Democracy (the system) is enough to account for the seeming alien life-form which is Hillary and for whatever that thing is on Trump’s head. But as queer as Democracy is as a political organization, it cannot explain why we don’t see ETs zipping to and fro throughout the cosmos.
After all, the universe, scientists say, is several billion years old, containing lots of stars with planets similar to earth. Evolution, scientists promise to show some day but haven’t yet, accounts for the origin of life and for its non-progression to biological forms such as we (the obvious progression in the complexity of life that is observed is, some scientists say, only an artifact, because the observation of increasing complexity does not accord with some theories).
Anyway, by “such as” I mean capable of creating websites like this. As Enrico Fermi famously asked, “Where are the Martian bloggers?”
They are not here, they are not there. They appear to be nowhere. They appear not to exist. Yet theory says they should. Which should we believe? Observation or theory?
Fermi’s question isn’t a paradox unless you accept certain premises, and among those premises is the unconfirmed-by-any-observation theory that solely natural processes produced life on our planet, and thus should also produce life on other planets similar to ours. Well, and maybe this is a true theory. I certainly don’t know, and neither do you, because, as said, natural biogenesis hasn’t been observed. It is only a surmise.
If it is a true theory—which, again, nobody knows—then Fermi was right to ask his question, for something must then account for the lack of life. If instead the theory is false, there is no paradox and all is right with the worlds.
Incidentally, science deals only with that which can be observed; that which cannot be observed falls under religion or metaphysics. Such that if you accept or deny the a theory in the absence of observation you are doing so on faith—not that there’s anything wrong with that.
Suppose, then, natural biogenesis is a true theory, for supposing it is false answers our main question and we are done.
We next need to assume another premise, which is that evolution invariably, or largely, or even only sometimes, produces life-forms capable of blogging. Nobody knows if this premise, or rather theory, is true, either. We only have ourselves to go by, and perhaps there was some event which makes us unique. You can’t tell by the single observation that is we. The evidence of us supports equally the theory’s truth and its falsity (and that we’re sui generis). But we may as well assume it’s true, because without it we again have our answer that there is no paradox.
Enter Aditya Chopra and Charles H. Lineweaver and their paper “The Case for a Gaian Bottleneck: The Biology of Habitability” in Astrobiology (which, given the absence of actual observations, you’d guess is a thin journal; a simpler summary is here). These authors answer the paradox by invoking planetary agency, pace, “If life emerges on a planet, it only rarely evolves quickly enough to regulate greenhouse gases and albedo, thereby maintaining surface temperatures compatible with liquid water and habitability” and as such extinction of nascent life-forms is the norm.

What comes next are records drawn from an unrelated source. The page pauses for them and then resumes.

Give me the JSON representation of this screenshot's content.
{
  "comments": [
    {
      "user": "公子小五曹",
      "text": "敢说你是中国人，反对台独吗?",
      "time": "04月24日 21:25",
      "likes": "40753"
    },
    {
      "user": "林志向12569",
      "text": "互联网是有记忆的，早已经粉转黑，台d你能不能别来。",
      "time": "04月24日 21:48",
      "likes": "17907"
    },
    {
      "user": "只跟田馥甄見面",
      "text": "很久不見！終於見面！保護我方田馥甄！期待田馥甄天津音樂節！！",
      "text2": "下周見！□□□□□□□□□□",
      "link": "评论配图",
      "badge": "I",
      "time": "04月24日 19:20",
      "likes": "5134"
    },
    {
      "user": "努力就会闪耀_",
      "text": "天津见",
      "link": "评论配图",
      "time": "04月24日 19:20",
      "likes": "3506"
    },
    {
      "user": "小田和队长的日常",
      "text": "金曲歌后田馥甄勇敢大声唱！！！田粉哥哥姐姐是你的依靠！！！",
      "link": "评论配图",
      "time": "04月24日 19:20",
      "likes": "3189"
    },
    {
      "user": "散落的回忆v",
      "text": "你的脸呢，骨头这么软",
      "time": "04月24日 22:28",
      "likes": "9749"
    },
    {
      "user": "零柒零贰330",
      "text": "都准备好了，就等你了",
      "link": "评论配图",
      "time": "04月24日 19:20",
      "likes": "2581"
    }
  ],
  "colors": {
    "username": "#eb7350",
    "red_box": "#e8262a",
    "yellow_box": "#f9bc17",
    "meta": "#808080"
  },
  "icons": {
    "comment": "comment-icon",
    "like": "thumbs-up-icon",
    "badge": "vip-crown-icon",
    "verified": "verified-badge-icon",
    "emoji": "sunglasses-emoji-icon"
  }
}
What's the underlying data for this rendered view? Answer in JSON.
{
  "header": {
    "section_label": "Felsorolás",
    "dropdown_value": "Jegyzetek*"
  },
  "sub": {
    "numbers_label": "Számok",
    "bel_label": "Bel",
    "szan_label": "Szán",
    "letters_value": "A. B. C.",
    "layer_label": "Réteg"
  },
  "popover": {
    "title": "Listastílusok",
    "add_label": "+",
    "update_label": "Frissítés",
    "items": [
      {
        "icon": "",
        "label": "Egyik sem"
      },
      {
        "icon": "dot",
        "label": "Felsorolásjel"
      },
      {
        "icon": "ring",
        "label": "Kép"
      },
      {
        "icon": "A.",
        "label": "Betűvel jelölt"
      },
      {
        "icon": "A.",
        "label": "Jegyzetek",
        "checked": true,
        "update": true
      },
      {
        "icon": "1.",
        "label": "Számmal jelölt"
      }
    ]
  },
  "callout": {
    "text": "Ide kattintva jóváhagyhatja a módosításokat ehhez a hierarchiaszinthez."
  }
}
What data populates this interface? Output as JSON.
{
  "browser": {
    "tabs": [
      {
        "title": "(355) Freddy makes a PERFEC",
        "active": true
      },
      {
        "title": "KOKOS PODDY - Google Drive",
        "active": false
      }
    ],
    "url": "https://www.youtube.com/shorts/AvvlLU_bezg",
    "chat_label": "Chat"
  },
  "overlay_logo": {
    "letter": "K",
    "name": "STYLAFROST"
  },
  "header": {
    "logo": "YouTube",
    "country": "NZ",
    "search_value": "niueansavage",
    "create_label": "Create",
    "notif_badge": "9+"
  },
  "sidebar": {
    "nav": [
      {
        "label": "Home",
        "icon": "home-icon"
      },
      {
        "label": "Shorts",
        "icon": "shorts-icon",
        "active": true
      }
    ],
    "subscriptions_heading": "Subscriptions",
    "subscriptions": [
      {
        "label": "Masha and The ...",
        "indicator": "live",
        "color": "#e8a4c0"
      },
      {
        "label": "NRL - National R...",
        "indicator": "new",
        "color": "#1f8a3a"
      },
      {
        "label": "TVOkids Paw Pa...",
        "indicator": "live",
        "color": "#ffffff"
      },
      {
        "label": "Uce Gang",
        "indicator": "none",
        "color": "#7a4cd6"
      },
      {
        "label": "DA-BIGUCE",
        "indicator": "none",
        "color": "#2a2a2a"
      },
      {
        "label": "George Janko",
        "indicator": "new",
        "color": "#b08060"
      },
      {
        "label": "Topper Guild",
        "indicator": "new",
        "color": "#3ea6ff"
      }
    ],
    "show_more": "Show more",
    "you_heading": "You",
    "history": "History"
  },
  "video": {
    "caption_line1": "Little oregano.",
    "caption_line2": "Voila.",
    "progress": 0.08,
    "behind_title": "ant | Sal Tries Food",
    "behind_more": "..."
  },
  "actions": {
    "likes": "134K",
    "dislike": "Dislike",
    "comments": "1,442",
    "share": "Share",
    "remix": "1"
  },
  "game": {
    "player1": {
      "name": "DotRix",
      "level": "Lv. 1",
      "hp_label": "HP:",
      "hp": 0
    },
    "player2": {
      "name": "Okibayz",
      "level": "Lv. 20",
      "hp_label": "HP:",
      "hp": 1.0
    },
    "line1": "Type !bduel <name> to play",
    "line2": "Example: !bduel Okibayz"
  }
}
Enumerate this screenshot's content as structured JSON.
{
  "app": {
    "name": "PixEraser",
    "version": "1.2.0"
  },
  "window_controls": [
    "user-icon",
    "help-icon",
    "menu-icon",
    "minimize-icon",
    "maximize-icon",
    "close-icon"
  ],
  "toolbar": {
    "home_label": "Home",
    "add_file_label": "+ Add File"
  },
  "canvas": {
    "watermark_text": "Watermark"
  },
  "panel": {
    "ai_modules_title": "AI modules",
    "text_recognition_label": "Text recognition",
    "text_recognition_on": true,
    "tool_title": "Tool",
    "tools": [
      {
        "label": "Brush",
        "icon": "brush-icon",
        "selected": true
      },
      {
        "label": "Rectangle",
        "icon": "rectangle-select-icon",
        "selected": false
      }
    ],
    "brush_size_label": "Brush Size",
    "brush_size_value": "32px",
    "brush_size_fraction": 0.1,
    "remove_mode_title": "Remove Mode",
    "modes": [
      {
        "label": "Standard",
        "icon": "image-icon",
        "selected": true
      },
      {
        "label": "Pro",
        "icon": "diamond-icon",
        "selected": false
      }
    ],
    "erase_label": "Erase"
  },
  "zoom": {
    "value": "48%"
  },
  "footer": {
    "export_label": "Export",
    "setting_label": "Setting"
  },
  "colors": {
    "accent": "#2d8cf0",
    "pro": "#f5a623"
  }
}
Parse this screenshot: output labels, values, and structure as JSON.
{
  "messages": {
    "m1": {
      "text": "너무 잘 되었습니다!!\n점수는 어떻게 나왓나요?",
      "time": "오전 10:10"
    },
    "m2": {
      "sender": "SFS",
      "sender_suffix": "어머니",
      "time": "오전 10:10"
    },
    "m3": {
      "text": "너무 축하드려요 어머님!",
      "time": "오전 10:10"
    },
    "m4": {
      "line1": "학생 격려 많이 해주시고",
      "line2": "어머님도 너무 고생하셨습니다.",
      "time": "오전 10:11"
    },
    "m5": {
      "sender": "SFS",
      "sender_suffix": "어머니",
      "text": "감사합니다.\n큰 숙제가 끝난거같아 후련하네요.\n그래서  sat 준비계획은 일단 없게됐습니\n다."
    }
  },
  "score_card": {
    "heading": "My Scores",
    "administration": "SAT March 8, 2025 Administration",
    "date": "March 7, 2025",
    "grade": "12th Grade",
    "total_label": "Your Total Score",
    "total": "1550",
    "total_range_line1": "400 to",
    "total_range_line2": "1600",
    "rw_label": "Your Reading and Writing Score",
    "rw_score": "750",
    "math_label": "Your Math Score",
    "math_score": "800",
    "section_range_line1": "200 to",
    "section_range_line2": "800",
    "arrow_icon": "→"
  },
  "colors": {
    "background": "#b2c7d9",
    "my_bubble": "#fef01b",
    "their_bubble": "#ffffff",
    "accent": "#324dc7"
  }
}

Life, under the Gaian theory, provides its own means of living. Unanswered is how life originates at all, since without the Gaian goddess imparting the necessary initial spark, life can’t massage an atmosphere or terrain into regimes more comfortable for itself.
But we assumed life “got going” via some as-yet undiscovered mechanism. We also assumed that it got going in the same way as on earth, and did not get going such that, say, uranium and not carbon was the basic building block, an option considered by the authors.
There is no proof either for non-carbon life-forms, of course, only surmises, wishes, and guesses.
The authors speak of various kinds of Gaian bottlenecks and the difficulties life has bootstrapping itself under various other unknown and theories. These are of minor interest. What is more to the point is that all of the theories are observation-free. There is no confirmation, or disconfirmation, of any of them. And there are more theories than these the authors show. Heck, every working scientist probably has at least one.
In order to confirm or disconfirm any of the theories we’ve used so far—from life’s start, to evolution of bloggers, to Gaian control of other planets—requires that which we do not have, observations. To say we will have observations is (again) mere faith. I certainly don’t know if we will, and neither do you.
Lastly, the authors admit “The Universe does not seem to be teeming with life. This could be an observational selection effect: it is teeming with life, but we just have not been able to detect it yet.”
Yes, true: it could be teeming. Or it could be deader than a bureaucrat’s sympathy. The observations we have are consistent with both.